Wrote Strother how the School Board finally came around, tossing their low expectations: The County Commission of Examiners report most favorably of the general intelligence exhibited by the colored pupils, and of their progress in all the elementary branches of common-school education.
73_One of the bright faces in the classroom
One of the bright faces in the classroom to benefit was the inquisitive Hamilton Hatter, who saw
74_his world opening
his world opening and vast through reading, it was the road to his future.
With generous, community-minded support from American Public University System. (The sentiments in this production do not in any way reflect modern-day policies of APUS). More at apus.edu

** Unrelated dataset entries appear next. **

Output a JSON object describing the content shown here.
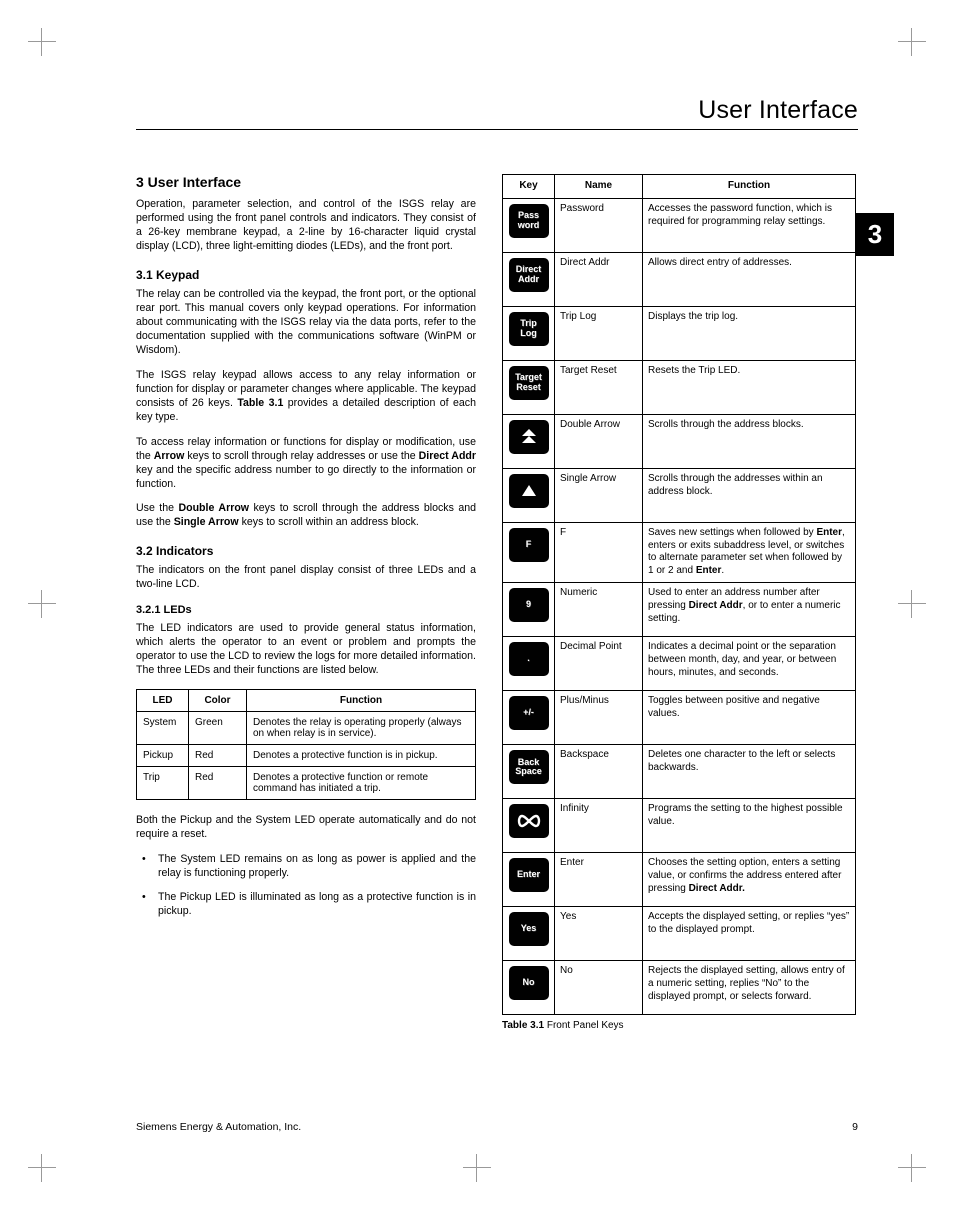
{
  "running_head": "User Interface",
  "chapter_tab": "3",
  "h1": "3   User Interface",
  "p_intro": "Operation, parameter selection, and control of the ISGS relay are performed using the front panel controls and indicators. They consist of a 26-key membrane keypad, a 2-line by 16-character liquid crystal display (LCD), three light-emitting diodes (LEDs), and the front port.",
  "h2_31": "3.1   Keypad",
  "p_31a": "The relay can be controlled via the keypad, the front port, or the optional rear port. This manual covers only keypad operations. For information about communicating with the ISGS relay via the data ports, refer to the documentation supplied with the communications software (WinPM or Wisdom).",
  "p_31b_a": "The ISGS relay keypad allows access to any relay information or function for display or parameter changes where applicable. The keypad consists of 26 keys. ",
  "p_31b_bold": "Table 3.1",
  "p_31b_b": " provides a detailed description of each key type.",
  "p_31c_a": "To access relay information or functions for display or modification, use the ",
  "p_31c_bold1": "Arrow",
  "p_31c_b": " keys to scroll through relay addresses or use the ",
  "p_31c_bold2": "Direct Addr",
  "p_31c_c": " key and the specific address number to go directly to the information or function.",
  "p_31d_a": "Use the ",
  "p_31d_bold1": "Double Arrow",
  "p_31d_b": " keys to scroll through the address blocks and use the ",
  "p_31d_bold2": "Single Arrow",
  "p_31d_c": " keys to scroll within an address block.",
  "h2_32": "3.2   Indicators",
  "p_32a": "The indicators on the front panel display consist of three LEDs and a two-line LCD.",
  "h3_321": "3.2.1    LEDs",
  "p_321a": "The LED indicators are used to provide general status information, which alerts the operator to an event or problem and prompts the operator to use the LCD to review the logs for more detailed information. The three LEDs and their functions are listed below.",
  "led_table": {
    "headers": [
      "LED",
      "Color",
      "Function"
    ],
    "rows": [
      {
        "led": "System",
        "color": "Green",
        "func": "Denotes the relay is operating properly (always on when relay is in service)."
      },
      {
        "led": "Pickup",
        "color": "Red",
        "func": "Denotes a protective function is in pickup."
      },
      {
        "led": "Trip",
        "color": "Red",
        "func": "Denotes a protective function or remote command has initiated a trip."
      }
    ]
  },
  "p_321b": "Both the Pickup and the System LED operate automatically and do not require a reset.",
  "bullets": [
    "The System LED remains on as long as power is applied and the relay is functioning properly.",
    "The Pickup LED is illuminated as long as a protective function is in pickup."
  ],
  "key_table": {
    "headers": [
      "Key",
      "Name",
      "Function"
    ],
    "rows": [
      {
        "key": "Pass\nword",
        "name": "Password",
        "func": "Accesses the password function, which is required for programming relay settings."
      },
      {
        "key": "Direct\nAddr",
        "name": "Direct Addr",
        "func": "Allows direct entry of addresses."
      },
      {
        "key": "Trip\nLog",
        "name": "Trip Log",
        "func": "Displays the trip log."
      },
      {
        "key": "Target\nReset",
        "name": "Target Reset",
        "func": "Resets the Trip LED."
      },
      {
        "key_icon": "double-arrow-up",
        "name": "Double Arrow",
        "func": "Scrolls through the address blocks."
      },
      {
        "key_icon": "single-arrow-up",
        "name": "Single Arrow",
        "func": "Scrolls through the addresses within an address block."
      },
      {
        "key": "F",
        "name": "F",
        "func_parts": [
          "Saves new settings when followed by ",
          {
            "b": "Enter"
          },
          ", enters or exits subaddress level, or switches to alternate parameter set when followed by 1 or 2 and ",
          {
            "b": "Enter"
          },
          "."
        ]
      },
      {
        "key": "9",
        "name": "Numeric",
        "func_parts": [
          "Used to enter an address number after pressing ",
          {
            "b": "Direct Addr"
          },
          ", or to enter a numeric setting."
        ]
      },
      {
        "key": ".",
        "name": "Decimal Point",
        "func": "Indicates a decimal point or the separation between month, day, and year, or between hours, minutes, and seconds."
      },
      {
        "key": "+/-",
        "name": "Plus/Minus",
        "func": "Toggles between positive and negative values."
      },
      {
        "key": "Back\nSpace",
        "name": "Backspace",
        "func": "Deletes one character to the left or selects backwards."
      },
      {
        "key_icon": "infinity",
        "name": "Infinity",
        "func": "Programs the setting to the highest possible value."
      },
      {
        "key": "Enter",
        "name": "Enter",
        "func_parts": [
          "Chooses the setting option, enters a setting value, or confirms the address entered after pressing ",
          {
            "b": "Direct Addr."
          }
        ]
      },
      {
        "key": "Yes",
        "name": "Yes",
        "func": "Accepts the displayed setting, or replies “yes” to the displayed prompt."
      },
      {
        "key": "No",
        "name": "No",
        "func": "Rejects the displayed setting, allows entry of a numeric setting, replies “No” to the displayed prompt, or selects forward."
      }
    ],
    "caption_bold": "Table 3.1",
    "caption_rest": "  Front Panel Keys"
  },
  "footer_left": "Siemens Energy & Automation, Inc.",
  "footer_right": "9"
}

Researched, Written, Produced, Narrated – Jim Surkamp
"My Heart is in the Mountains" from Lantern in a Poet’s Garden, Poem by Daniel Bedinger Lucas (public domain) Music by Terry Tucker, c (the copyright symbol) 2010, GHF Music, (terrytucker.net)
Cam Millar – Tumble Blue 2, Waterdogs 1 (cammillar.com)

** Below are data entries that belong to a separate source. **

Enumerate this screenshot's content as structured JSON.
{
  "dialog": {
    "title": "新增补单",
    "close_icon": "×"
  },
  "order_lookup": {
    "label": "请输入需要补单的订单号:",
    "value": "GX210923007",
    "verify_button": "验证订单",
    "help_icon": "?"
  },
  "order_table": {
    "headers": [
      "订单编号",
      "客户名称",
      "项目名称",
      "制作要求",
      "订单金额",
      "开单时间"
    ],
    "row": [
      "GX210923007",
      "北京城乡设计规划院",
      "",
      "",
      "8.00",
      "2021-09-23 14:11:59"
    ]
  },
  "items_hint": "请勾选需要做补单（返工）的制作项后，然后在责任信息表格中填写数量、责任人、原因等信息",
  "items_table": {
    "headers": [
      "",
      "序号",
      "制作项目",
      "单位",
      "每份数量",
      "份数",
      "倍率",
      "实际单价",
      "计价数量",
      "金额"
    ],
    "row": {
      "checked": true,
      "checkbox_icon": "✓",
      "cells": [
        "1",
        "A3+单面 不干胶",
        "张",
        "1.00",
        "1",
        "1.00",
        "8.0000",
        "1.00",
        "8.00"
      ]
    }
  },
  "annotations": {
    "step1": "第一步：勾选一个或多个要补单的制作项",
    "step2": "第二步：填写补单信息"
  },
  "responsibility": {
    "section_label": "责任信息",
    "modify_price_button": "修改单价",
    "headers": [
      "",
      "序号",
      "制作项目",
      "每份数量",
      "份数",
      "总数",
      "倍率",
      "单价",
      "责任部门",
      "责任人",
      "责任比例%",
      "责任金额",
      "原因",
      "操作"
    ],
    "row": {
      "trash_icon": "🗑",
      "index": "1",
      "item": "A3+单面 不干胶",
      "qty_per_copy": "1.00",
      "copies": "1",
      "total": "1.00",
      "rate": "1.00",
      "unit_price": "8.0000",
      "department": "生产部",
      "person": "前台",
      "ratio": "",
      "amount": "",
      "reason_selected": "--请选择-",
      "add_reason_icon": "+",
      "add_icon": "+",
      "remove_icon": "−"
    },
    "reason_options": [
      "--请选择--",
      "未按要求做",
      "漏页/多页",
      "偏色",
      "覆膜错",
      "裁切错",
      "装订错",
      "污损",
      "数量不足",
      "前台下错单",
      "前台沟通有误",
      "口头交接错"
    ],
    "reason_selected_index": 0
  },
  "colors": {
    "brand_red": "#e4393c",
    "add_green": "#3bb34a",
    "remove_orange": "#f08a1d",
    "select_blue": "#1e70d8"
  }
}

Shana Aisenberg – twelve-string guitar, banjo copyright Shana Aisenberg. (shanasongs.com)
children playing, hand bell, crickets – from “free sfx.uk.com”
Burke, Dawne R. (2006). “An American Phoenix: A History of Storer College from Slavery to Desegregation,” Pittsburgh, PA: Geyer Printing House.
Crayon, Porte. (Strother, David H.) “Our Negro Schools” Harper’s New Monthly Magazine, New York, NY: Harper and Bros. Volume 49 Issue 292 (September, 1874).
Lucas, Daniel B. (1913). “The land where we were dreaming, and other poems of Daniel Bedinger Lucas.” Kent, Charles William, joint ed. Boston MA.: The Gorham Press.
“Sarah Jane Foster: Teacher of the Freedman, The Diary and Letters of a Maine Woman in the South After the Civil War,” Picton Press: Rockport, ME., 2001, Wayne E. Reilly editor.
Stealey, John E. “The Freedmen’s Bureau in West Virginia.” West Virginia History 39 (Jan/April 1978): 99-142.
Taylor, James L. “A History of Black Education in Jefferson County, West Virginia, 1866-1966.”
Trowbridge, John T. (1866). “The South: a tour of its battlefields and ruined cities, a journey through the desolated states, and talks with the people: being a description of the present state of the country – its agriculture – railroads – business and finances.” Hartford, Conn., L. Stebbins.